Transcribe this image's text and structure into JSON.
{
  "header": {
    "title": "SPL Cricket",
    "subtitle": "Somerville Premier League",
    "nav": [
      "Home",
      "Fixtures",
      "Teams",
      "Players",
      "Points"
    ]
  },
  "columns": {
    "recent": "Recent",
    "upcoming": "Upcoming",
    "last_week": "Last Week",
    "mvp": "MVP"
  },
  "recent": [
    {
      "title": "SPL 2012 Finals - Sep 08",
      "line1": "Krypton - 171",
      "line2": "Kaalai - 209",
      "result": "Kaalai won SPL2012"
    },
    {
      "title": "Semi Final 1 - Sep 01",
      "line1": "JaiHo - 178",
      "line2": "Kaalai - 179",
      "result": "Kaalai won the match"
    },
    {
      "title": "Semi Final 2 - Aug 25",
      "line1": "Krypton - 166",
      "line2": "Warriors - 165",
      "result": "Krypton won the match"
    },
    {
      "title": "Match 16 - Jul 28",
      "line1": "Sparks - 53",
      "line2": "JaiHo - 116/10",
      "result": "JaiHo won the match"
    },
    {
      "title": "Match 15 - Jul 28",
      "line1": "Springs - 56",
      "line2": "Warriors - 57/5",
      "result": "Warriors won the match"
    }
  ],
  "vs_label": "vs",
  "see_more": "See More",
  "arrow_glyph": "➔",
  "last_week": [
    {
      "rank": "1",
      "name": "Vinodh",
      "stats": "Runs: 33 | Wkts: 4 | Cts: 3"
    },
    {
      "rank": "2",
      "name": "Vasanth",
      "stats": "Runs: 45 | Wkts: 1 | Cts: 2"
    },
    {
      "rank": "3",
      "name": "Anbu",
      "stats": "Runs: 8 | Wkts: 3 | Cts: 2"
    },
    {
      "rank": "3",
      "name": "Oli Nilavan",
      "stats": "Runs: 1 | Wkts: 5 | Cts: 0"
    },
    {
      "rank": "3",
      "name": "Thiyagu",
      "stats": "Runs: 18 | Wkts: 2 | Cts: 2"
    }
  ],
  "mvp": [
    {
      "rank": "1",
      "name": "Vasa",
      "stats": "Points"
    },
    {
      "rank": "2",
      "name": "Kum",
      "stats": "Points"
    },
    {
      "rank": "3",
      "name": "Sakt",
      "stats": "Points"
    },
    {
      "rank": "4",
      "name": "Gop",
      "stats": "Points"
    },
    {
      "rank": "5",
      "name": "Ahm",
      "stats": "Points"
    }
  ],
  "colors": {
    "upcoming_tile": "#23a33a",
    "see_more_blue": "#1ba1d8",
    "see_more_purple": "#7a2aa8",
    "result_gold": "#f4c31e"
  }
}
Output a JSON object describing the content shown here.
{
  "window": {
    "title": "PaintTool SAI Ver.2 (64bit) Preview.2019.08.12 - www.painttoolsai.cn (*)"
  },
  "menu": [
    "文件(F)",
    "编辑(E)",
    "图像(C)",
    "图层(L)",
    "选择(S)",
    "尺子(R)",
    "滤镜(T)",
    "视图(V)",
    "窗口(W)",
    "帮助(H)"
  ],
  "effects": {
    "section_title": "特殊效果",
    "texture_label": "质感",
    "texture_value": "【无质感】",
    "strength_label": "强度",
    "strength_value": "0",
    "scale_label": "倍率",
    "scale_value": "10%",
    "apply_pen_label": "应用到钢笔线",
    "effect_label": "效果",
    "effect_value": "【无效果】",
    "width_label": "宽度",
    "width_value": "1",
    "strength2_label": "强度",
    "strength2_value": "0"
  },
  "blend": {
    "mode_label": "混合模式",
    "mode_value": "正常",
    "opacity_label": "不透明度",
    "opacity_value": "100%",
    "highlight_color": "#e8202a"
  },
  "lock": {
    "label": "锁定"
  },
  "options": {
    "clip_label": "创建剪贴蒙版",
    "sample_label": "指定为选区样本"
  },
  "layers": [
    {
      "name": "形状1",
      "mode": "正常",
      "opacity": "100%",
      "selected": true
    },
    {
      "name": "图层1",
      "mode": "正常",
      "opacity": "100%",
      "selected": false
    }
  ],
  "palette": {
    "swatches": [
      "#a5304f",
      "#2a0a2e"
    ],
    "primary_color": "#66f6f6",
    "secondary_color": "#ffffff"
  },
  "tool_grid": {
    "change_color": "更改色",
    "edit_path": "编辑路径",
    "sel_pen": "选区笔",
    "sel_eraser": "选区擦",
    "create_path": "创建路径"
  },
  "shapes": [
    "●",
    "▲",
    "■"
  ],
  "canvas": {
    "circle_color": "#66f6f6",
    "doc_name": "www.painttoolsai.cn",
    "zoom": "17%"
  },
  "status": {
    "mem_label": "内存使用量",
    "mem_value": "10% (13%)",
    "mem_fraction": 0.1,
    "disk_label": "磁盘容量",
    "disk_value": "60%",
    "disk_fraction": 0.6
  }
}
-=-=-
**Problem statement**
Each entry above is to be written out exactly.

**Answer to the problem**
Transcribe this image's text and structure into JSON.
{
  "header": {
    "title": "SPL Cricket",
    "subtitle": "Somerville Premier League",
    "nav": [
      "Home",
      "Fixtures",
      "Teams",
      "Players",
      "Points"
    ]
  },
  "columns": {
    "recent": "Recent",
    "upcoming": "Upcoming",
    "last_week": "Last Week",
    "mvp": "MVP"
  },
  "recent": [
    {
      "title": "SPL 2012 Finals - Sep 08",
      "line1": "Krypton - 171",
      "line2": "Kaalai - 209",
      "result": "Kaalai won SPL2012"
    },
    {
      "title": "Semi Final 1 - Sep 01",
      "line1": "JaiHo - 178",
      "line2": "Kaalai - 179",
      "result": "Kaalai won the match"
    },
    {
      "title": "Semi Final 2 - Aug 25",
      "line1": "Krypton - 166",
      "line2": "Warriors - 165",
      "result": "Krypton won the match"
    },
    {
      "title": "Match 16 - Jul 28",
      "line1": "Sparks - 53",
      "line2": "JaiHo - 116/10",
      "result": "JaiHo won the match"
    },
    {
      "title": "Match 15 - Jul 28",
      "line1": "Springs - 56",
      "line2": "Warriors - 57/5",
      "result": "Warriors won the match"
    }
  ],
  "vs_label": "vs",
  "see_more": "See More",
  "arrow_glyph": "➔",
  "last_week": [
    {
      "rank": "1",
      "name": "Vinodh",
      "stats": "Runs: 33 | Wkts: 4 | Cts: 3"
    },
    {
      "rank": "2",
      "name": "Vasanth",
      "stats": "Runs: 45 | Wkts: 1 | Cts: 2"
    },
    {
      "rank": "3",
      "name": "Anbu",
      "stats": "Runs: 8 | Wkts: 3 | Cts: 2"
    },
    {
      "rank": "3",
      "name": "Oli Nilavan",
      "stats": "Runs: 1 | Wkts: 5 | Cts: 0"
    },
    {
      "rank": "3",
      "name": "Thiyagu",
      "stats": "Runs: 18 | Wkts: 2 | Cts: 2"
    }
  ],
  "mvp": [
    {
      "rank": "1",
      "name": "Vasa",
      "stats": "Points"
    },
    {
      "rank": "2",
      "name": "Kum",
      "stats": "Points"
    },
    {
      "rank": "3",
      "name": "Sakt",
      "stats": "Points"
    },
    {
      "rank": "4",
      "name": "Gop",
      "stats": "Points"
    },
    {
      "rank": "5",
      "name": "Ahm",
      "stats": "Points"
    }
  ],
  "colors": {
    "upcoming_tile": "#23a33a",
    "see_more_blue": "#1ba1d8",
    "see_more_purple": "#7a2aa8",
    "result_gold": "#f4c31e"
  }
}
Output a JSON object describing the content shown here.
{
  "window": {
    "title": "PaintTool SAI Ver.2 (64bit) Preview.2019.08.12 - www.painttoolsai.cn (*)"
  },
  "menu": [
    "文件(F)",
    "编辑(E)",
    "图像(C)",
    "图层(L)",
    "选择(S)",
    "尺子(R)",
    "滤镜(T)",
    "视图(V)",
    "窗口(W)",
    "帮助(H)"
  ],
  "effects": {
    "section_title": "特殊效果",
    "texture_label": "质感",
    "texture_value": "【无质感】",
    "strength_label": "强度",
    "strength_value": "0",
    "scale_label": "倍率",
    "scale_value": "10%",
    "apply_pen_label": "应用到钢笔线",
    "effect_label": "效果",
    "effect_value": "【无效果】",
    "width_label": "宽度",
    "width_value": "1",
    "strength2_label": "强度",
    "strength2_value": "0"
  },
  "blend": {
    "mode_label": "混合模式",
    "mode_value": "正常",
    "opacity_label": "不透明度",
    "opacity_value": "100%",
    "highlight_color": "#e8202a"
  },
  "lock": {
    "label": "锁定"
  },
  "options": {
    "clip_label": "创建剪贴蒙版",
    "sample_label": "指定为选区样本"
  },
  "layers": [
    {
      "name": "形状1",
      "mode": "正常",
      "opacity": "100%",
      "selected": true
    },
    {
      "name": "图层1",
      "mode": "正常",
      "opacity": "100%",
      "selected": false
    }
  ],
  "palette": {
    "swatches": [
      "#a5304f",
      "#2a0a2e"
    ],
    "primary_color": "#66f6f6",
    "secondary_color": "#ffffff"
  },
  "tool_grid": {
    "change_color": "更改色",
    "edit_path": "编辑路径",
    "sel_pen": "选区笔",
    "sel_eraser": "选区擦",
    "create_path": "创建路径"
  },
  "shapes": [
    "●",
    "▲",
    "■"
  ],
  "canvas": {
    "circle_color": "#66f6f6",
    "doc_name": "www.painttoolsai.cn",
    "zoom": "17%"
  },
  "status": {
    "mem_label": "内存使用量",
    "mem_value": "10% (13%)",
    "mem_fraction": 0.1,
    "disk_label": "磁盘容量",
    "disk_value": "60%",
    "disk_fraction": 0.6
  }
}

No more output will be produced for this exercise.